Countries affected by U.S. tariff increases are weighing their options for retaliation. Many of the same countries have pledged to lead the fight against climate change. By basing their countermeasures on the carbon footprint of U.S. goods, these countries can defend their trade interests and underscore their commitment to climate action.
Last week, the simmering trade conflict between the U.S. and many of its trade partners entered into a new phase. After increasing tariffs on imports such as washing machines, solar cells, soya beans, steel and aluminium during the first half of 2018, the White House announced on July 10 that it would target an additional $200 billion worth of Chinese imports with new tariffs. China has already promised to strike back in kind.
As countries consider how to respond to U.S. protectionism, they have a rare opportunity to kill two birds with one stone. So far, trade partners have taken the traditional route of dollar-for-dollar counter-tariffs on politically sensitive goods. The result is a trade war that risks spiralling out of control. A better option would be to target U.S. goods based on their carbon intensity, drawing attention to climate priorities in a language the White House understands.
In a new comment in Nature magazine, we discuss the potential for so-called “border carbon adjustments” (BCAs) to strengthen climate action in the current tariff standoff. BCAs are tariffs or other carbon constraints imposed on carbon-intensive imported goods. They help prevent relocation of jobs and investment due to uneven climate action, and thereby alleviate a central hurdle for political leadership on climate change. They also incentivise laggard countries to engage in climate cooperation as a way of averting such constraints.
The Nature comment links our research on BCAs with the ongoing trade conflict prompted by U.S. tariff increases. Economic studies have shown that properly designed BCAs can be an effective tool to level the competitive playing field and enable sustained climate leadership. Unlike existing measures to address uneven climate efforts, including exemptions and rebates, they do not mute the effect of emission-curbing policies. With adequate procedural safeguards, moreover, BCAs can be implemented in a way that respects international trade law requirements.
Because of their advantages, BCAs have been periodically suggested as a policy option by decision makers. Recently, French President Emmanuel Macron called them “indispensable” for European climate efforts. Government officials in other countries, such as Canada’s environment minister Catherine McKenna, have also called for their consideration. Even emerging economies have warmed up to the idea, such as Mexico, which mentions the concept in its Paris climate pledge.

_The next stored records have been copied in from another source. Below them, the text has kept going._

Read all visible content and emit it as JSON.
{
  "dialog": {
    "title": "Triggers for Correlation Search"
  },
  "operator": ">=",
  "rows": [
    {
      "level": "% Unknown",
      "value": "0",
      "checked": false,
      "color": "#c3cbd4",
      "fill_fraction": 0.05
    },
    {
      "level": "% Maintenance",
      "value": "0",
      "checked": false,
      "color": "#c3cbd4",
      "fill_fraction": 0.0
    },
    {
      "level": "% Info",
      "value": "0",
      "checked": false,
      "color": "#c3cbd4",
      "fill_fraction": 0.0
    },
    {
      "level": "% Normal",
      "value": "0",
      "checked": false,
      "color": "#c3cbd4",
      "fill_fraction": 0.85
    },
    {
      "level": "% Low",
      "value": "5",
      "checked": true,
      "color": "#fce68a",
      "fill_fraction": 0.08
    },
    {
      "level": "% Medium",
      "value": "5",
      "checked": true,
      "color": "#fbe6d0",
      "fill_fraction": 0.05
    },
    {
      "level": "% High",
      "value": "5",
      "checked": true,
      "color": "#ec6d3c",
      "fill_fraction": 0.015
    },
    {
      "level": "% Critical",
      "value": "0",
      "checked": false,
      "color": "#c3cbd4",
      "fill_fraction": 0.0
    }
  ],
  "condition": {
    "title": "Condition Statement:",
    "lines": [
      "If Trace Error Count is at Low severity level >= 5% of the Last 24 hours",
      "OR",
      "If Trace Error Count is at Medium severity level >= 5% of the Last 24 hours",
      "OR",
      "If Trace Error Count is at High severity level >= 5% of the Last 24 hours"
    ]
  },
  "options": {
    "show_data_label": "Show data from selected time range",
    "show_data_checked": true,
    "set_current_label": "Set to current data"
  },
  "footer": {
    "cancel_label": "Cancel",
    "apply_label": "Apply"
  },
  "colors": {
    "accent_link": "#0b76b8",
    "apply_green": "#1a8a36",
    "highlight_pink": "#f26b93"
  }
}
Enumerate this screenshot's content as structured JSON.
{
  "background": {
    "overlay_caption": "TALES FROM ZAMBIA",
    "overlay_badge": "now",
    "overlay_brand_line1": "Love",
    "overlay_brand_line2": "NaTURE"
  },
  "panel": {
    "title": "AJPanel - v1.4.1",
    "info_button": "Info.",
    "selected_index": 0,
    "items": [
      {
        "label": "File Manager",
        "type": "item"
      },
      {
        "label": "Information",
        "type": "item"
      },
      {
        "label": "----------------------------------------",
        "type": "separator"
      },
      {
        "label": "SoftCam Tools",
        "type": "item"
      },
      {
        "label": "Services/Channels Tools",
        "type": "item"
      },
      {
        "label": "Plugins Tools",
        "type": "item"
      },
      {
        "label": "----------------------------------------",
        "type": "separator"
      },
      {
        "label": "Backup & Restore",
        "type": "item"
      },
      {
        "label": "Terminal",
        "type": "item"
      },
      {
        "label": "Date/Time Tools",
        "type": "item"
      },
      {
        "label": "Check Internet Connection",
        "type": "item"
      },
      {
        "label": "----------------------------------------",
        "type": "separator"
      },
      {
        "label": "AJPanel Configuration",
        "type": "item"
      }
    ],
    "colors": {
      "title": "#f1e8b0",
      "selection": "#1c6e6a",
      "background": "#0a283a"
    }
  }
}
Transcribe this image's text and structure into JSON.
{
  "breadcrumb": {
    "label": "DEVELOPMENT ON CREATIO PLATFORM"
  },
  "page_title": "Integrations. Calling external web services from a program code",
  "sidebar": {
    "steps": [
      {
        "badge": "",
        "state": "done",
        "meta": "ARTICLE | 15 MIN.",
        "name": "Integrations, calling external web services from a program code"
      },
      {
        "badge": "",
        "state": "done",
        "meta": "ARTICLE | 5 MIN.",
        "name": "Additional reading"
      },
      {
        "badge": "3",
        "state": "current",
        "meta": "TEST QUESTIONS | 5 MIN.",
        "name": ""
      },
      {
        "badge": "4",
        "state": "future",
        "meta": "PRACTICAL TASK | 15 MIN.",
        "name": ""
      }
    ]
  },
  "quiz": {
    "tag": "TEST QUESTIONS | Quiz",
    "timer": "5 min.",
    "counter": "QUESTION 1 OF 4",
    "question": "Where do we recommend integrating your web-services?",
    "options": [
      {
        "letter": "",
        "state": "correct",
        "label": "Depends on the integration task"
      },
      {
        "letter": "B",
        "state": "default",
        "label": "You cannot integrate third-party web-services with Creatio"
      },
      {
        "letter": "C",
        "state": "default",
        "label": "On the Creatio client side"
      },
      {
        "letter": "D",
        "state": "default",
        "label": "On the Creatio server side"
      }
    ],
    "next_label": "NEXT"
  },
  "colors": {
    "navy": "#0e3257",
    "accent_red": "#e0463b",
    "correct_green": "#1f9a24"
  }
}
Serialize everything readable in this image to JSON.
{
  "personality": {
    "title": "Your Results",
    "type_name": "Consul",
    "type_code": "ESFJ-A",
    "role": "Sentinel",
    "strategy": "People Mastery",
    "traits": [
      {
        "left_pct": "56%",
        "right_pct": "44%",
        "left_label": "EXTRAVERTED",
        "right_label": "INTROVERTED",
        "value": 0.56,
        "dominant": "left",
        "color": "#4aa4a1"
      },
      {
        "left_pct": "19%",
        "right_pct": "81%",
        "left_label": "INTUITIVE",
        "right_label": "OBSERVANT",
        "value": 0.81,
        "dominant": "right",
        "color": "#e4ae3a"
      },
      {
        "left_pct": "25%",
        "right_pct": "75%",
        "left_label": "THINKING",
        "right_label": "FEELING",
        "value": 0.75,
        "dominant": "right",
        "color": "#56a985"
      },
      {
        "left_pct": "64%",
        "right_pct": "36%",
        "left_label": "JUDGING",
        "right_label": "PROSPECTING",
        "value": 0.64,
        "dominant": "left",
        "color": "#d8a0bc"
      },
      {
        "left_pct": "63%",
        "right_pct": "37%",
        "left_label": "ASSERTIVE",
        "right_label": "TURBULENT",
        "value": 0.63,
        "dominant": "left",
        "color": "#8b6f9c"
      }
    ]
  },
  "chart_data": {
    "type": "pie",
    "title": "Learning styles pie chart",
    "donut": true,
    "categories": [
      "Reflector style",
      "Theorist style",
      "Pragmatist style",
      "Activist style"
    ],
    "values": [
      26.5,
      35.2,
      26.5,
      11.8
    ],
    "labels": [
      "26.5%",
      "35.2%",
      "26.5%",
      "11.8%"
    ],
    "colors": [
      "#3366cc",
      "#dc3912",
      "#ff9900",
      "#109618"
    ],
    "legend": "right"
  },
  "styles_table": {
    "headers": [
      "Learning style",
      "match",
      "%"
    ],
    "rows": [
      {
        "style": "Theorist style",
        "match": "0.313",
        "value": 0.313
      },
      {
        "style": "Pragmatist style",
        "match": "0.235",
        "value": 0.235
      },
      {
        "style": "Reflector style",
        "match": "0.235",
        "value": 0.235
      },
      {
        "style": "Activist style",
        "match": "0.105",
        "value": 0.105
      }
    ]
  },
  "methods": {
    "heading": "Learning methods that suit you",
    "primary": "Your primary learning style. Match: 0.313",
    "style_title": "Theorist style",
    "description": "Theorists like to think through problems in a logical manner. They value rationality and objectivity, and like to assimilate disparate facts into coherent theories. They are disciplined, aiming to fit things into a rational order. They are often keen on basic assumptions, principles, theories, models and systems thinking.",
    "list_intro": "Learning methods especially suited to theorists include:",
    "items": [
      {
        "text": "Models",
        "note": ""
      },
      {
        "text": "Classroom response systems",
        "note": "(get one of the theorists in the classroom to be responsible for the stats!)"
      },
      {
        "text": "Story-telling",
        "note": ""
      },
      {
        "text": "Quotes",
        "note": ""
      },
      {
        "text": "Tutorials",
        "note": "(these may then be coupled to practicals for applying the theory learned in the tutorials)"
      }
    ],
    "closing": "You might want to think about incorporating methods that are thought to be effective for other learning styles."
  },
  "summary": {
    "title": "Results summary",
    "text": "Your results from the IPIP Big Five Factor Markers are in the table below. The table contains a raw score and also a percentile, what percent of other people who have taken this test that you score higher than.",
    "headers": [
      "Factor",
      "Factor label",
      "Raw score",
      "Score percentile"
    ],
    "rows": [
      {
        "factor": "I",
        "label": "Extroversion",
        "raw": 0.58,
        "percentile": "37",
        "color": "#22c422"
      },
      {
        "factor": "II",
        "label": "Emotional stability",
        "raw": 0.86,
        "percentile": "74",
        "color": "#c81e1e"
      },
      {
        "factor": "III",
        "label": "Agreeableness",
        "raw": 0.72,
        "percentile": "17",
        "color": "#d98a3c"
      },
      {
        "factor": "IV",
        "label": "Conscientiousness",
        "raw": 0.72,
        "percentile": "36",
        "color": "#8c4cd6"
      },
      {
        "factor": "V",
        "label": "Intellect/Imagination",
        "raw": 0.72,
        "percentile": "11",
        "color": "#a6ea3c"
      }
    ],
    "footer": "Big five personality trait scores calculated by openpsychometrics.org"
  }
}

In the past, concern about upsetting delicate trade relations has prevented implementation of BCAs. If anything, however, the current standoff about U.S. tariffs has already disrupted previously stable trade partnerships. U.S. foreign policy is also destabilizing international cooperation on climate change: its announced defection from the Paris framework will make it harder for progressive countries to justify ambitious climate action as the world’s largest economy freerides on their efforts.
As a first step, countries responding to U.S. tariff increases should base their individual countermeasures on the carbon footprint of U.S. goods to signal their commitment to climate action. Over time, however, those countries should consider engaging in a cooperative process to design a BCA that balances legal durability, ease of implementation, and environmental performance.
Faced with the prospect of carbon-related tariffs on its goods, the U.S. administration might reconsider its current rollback of domestic climate policies, and possibly think twice about its withdrawal from the Paris climate agreement. Opportunities to tackle two political priorities with a single measure do not come often. Countries claiming to be climate leaders should seize this opportunity, and match their rhetoric with action.
Note: The original blog was posted on Climate Home in July 2018 and can be viewed here. This blog post forms part of a body of work as part of the Climate Strategies Project ‘Making the International Trade System Work for Climate Change‘ (2016 – 2018)
About the Authors
Michael Mehling is Deputy Director at the Massachusetts Institute of Technology Center for Energy and Environmental Policy Research (MIT CEEPR), and Member of Climate Strategies.
Harro van Asselt is Senior Research Fellow at the Stockholm Environment Institute’s (SEI), Professor of climate law and policy at the University of Eastern Finland, and Member of Climate Strategies.
Kasturi Das is Professor of Economics and Sustainability
Institute of Management Technology (IMT) Ghaziabad, and Member of Climate Strategies.
Susanne Droege is Senior Fellow at the German Institute for International and Security Affairs (SWP) Global Issues Research Division, and Member of Climate Strategies.